> [SOURCE MATERIAL]
=== Section Start ===
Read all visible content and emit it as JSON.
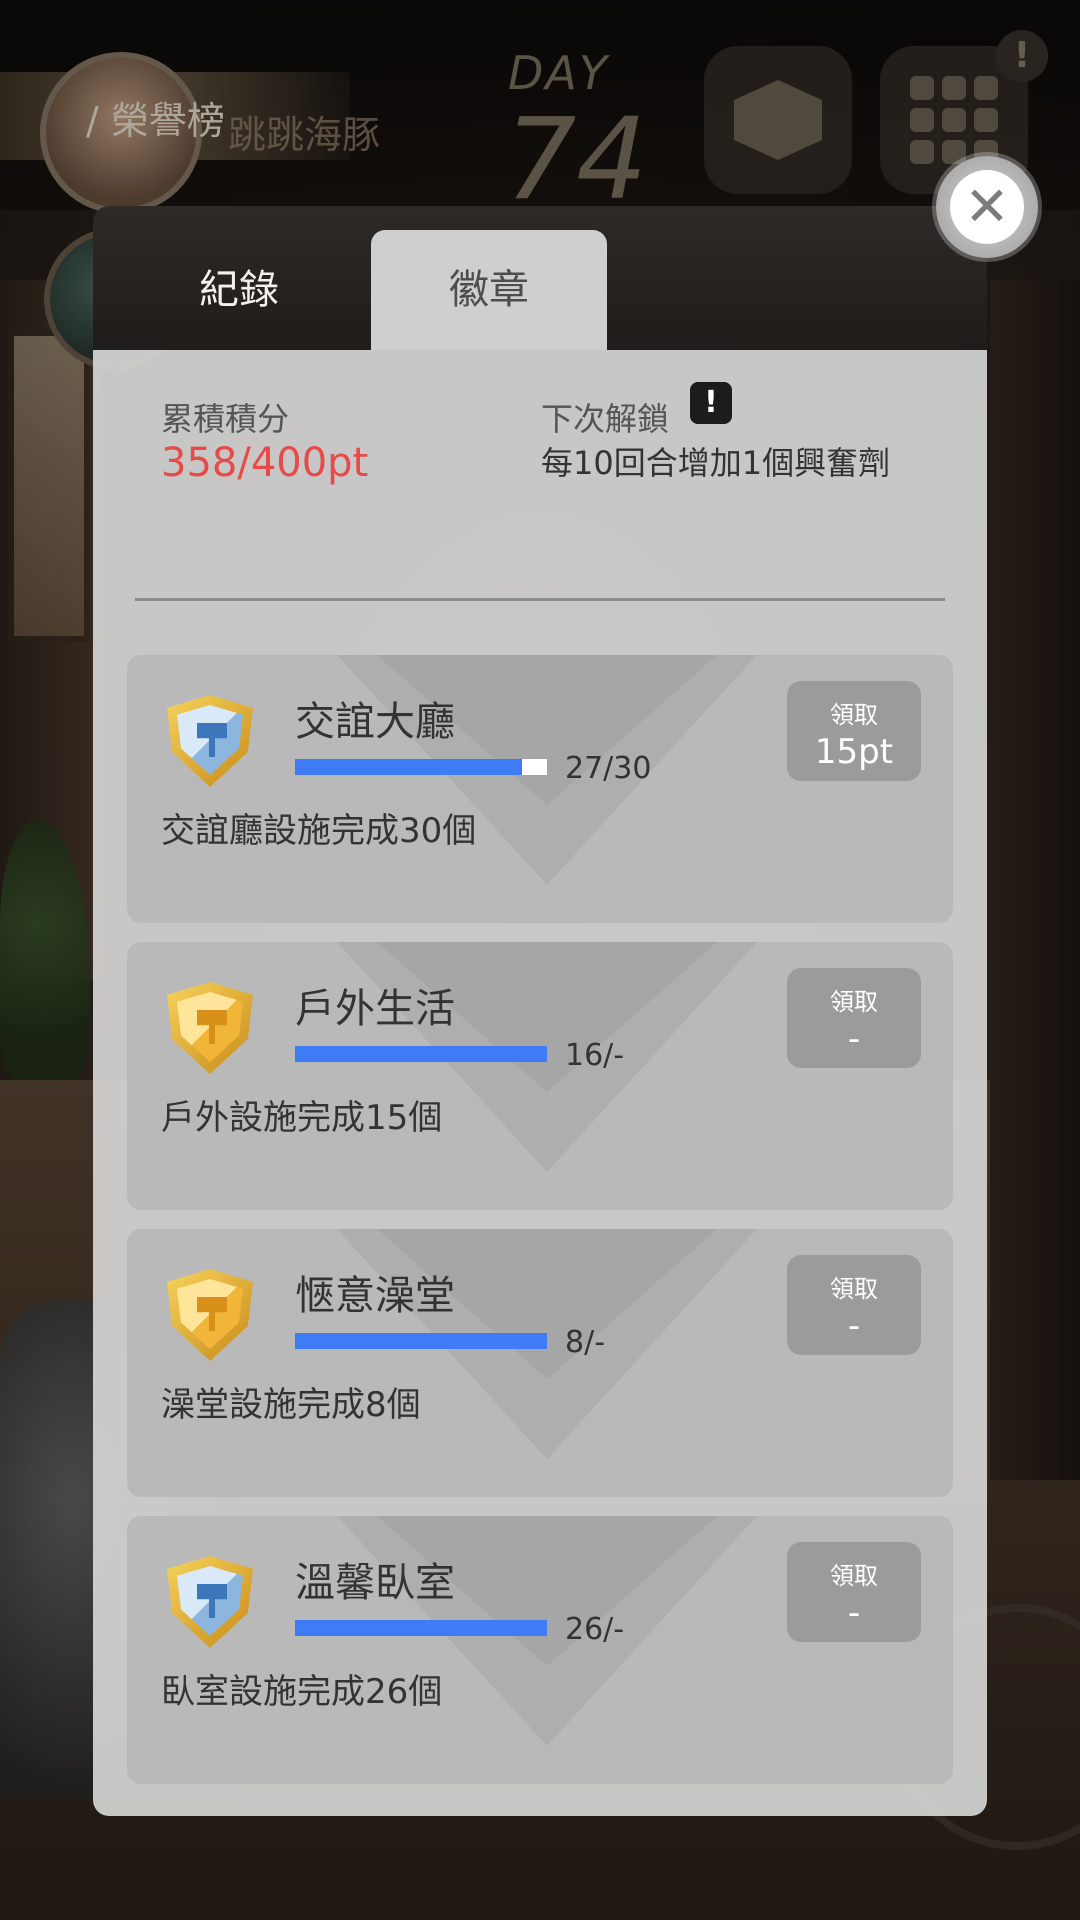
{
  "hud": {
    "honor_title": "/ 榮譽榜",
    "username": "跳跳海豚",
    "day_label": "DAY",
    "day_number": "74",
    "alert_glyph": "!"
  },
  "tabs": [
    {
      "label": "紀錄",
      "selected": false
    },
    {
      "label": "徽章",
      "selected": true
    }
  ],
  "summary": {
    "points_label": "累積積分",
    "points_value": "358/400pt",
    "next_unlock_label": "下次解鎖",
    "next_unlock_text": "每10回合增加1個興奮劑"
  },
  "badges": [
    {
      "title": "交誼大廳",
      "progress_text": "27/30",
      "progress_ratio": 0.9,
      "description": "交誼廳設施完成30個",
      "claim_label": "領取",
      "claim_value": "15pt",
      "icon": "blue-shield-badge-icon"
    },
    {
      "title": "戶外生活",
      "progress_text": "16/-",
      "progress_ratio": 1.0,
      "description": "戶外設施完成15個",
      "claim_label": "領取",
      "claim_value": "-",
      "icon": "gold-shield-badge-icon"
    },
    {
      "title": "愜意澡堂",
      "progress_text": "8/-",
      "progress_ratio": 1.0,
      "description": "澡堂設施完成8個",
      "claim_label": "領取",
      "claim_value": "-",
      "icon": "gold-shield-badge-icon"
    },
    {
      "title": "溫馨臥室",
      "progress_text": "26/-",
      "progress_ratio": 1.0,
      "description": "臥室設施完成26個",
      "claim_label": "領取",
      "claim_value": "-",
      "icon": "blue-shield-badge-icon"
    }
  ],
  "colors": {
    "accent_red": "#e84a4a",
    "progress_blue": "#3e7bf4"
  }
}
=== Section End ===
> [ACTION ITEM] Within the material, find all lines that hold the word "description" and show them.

> [ANSWER AREA]
      "description": "交誼廳設施完成30個",
      "description": "戶外設施完成15個",
      "description": "澡堂設施完成8個",
      "description": "臥室設施完成26個",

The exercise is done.